Look through the lines below and copy each one that includes "icon".

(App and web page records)
______

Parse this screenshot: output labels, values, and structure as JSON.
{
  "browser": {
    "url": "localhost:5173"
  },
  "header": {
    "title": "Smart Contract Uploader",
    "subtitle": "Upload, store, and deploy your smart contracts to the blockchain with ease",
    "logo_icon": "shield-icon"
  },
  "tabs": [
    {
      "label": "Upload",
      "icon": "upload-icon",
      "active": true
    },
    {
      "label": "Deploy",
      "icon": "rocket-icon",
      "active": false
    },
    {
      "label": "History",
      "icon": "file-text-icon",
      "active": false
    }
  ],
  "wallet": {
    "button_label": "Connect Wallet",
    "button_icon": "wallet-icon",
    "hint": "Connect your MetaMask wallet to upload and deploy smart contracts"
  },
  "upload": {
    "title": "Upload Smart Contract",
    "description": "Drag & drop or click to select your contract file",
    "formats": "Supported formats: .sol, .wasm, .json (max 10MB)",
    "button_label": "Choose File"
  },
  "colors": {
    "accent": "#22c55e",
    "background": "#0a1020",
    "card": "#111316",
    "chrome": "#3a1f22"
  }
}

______

WRITTEN SOLUTION —
    "logo_icon": "shield-icon"
      "icon": "upload-icon",
      "icon": "rocket-icon",
      "icon": "file-text-icon",
    "button_icon": "wallet-icon",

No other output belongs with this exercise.